[[ Records for this exercise open ]]

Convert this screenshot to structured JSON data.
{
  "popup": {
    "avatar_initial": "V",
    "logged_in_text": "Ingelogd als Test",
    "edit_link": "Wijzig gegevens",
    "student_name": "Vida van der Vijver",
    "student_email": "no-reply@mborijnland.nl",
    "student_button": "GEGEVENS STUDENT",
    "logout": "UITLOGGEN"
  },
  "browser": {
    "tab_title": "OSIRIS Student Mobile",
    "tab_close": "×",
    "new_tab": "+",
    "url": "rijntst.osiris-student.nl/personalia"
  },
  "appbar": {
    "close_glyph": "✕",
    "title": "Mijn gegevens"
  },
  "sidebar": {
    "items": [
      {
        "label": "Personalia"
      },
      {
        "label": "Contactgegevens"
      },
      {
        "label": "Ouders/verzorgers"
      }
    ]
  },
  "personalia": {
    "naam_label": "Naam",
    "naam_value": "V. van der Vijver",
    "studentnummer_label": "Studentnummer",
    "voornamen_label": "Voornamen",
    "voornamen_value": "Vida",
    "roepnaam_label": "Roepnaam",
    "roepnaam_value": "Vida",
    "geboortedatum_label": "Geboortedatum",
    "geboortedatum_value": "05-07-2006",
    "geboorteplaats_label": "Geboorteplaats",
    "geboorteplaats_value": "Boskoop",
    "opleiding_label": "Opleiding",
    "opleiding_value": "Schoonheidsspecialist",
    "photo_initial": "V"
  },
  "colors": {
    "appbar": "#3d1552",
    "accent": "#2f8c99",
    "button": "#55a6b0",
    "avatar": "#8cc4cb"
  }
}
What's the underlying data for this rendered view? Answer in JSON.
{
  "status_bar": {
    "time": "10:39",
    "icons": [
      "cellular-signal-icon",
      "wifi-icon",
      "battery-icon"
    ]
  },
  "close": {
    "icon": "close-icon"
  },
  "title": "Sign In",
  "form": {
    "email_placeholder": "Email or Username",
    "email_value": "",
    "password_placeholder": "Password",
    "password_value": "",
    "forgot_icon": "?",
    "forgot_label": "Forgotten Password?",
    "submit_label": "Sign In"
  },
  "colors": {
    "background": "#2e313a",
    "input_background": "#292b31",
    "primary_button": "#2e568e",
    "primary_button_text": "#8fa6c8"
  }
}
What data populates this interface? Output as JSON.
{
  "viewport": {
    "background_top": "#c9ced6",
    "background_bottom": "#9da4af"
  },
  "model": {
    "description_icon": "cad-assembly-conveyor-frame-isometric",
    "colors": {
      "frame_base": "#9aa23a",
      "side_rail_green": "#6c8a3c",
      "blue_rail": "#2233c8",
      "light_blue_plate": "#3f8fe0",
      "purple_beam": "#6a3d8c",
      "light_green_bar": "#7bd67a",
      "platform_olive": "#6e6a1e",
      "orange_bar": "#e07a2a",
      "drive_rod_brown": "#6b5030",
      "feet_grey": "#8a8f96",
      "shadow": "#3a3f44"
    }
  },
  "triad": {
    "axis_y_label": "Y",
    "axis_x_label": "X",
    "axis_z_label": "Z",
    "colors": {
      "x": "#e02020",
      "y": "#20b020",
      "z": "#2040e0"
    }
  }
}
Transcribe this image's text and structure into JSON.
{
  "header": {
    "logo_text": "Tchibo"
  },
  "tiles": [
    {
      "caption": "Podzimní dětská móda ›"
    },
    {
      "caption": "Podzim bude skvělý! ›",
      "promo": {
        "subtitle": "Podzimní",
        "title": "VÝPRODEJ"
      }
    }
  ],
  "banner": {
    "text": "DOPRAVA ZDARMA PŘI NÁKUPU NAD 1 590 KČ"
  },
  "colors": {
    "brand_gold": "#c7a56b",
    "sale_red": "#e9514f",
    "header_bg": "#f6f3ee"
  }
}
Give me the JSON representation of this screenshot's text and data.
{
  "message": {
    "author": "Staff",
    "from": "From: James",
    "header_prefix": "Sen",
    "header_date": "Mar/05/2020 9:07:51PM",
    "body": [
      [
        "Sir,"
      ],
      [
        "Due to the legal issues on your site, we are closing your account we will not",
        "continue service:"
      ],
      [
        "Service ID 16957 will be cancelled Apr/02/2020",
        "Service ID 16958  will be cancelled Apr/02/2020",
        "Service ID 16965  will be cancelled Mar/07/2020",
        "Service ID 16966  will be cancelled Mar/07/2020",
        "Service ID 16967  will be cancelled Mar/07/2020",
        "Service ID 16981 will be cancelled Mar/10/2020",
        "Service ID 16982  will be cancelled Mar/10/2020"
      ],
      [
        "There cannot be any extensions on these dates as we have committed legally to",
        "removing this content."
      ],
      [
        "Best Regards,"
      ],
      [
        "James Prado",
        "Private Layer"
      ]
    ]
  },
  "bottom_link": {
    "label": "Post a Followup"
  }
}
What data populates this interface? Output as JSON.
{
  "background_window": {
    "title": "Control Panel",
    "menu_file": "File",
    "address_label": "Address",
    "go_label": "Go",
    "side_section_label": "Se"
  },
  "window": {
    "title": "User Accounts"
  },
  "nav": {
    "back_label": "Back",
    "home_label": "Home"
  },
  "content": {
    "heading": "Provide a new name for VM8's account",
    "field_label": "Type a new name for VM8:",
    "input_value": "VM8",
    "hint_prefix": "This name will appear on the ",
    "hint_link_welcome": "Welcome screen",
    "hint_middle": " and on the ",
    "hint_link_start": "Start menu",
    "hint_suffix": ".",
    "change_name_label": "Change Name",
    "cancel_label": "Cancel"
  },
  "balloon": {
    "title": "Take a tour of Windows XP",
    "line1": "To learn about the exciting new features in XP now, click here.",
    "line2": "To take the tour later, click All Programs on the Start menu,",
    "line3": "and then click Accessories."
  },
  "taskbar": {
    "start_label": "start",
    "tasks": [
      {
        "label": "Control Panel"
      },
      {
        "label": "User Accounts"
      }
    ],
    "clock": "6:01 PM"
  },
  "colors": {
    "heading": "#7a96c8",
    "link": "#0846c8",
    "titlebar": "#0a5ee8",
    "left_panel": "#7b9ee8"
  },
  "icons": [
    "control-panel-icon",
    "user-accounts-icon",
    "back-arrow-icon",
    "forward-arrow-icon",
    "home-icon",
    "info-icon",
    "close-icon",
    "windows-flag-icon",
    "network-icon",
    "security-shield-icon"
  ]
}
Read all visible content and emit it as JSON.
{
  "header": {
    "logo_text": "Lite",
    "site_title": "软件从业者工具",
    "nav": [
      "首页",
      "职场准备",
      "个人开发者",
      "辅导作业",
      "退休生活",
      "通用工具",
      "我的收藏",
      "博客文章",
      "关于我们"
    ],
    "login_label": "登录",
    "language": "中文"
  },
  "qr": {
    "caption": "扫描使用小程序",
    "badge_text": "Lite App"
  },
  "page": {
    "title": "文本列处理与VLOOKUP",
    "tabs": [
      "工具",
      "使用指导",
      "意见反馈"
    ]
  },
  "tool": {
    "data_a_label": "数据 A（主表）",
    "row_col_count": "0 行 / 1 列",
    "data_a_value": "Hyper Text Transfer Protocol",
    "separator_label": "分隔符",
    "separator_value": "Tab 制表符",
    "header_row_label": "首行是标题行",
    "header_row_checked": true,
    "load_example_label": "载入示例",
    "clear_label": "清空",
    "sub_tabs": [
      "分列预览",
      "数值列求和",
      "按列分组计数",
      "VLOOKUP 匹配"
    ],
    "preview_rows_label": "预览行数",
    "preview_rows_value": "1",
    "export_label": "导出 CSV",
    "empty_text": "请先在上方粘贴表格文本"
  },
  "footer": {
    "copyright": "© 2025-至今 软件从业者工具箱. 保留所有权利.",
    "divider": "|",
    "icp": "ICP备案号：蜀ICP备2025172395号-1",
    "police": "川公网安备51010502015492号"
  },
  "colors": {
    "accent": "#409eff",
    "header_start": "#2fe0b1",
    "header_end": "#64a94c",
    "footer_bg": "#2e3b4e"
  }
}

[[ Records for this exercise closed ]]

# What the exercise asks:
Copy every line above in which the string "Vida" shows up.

# Response to this task:
    "student_name": "Vida van der Vijver",
    "voornamen_value": "Vida",
    "roepnaam_value": "Vida",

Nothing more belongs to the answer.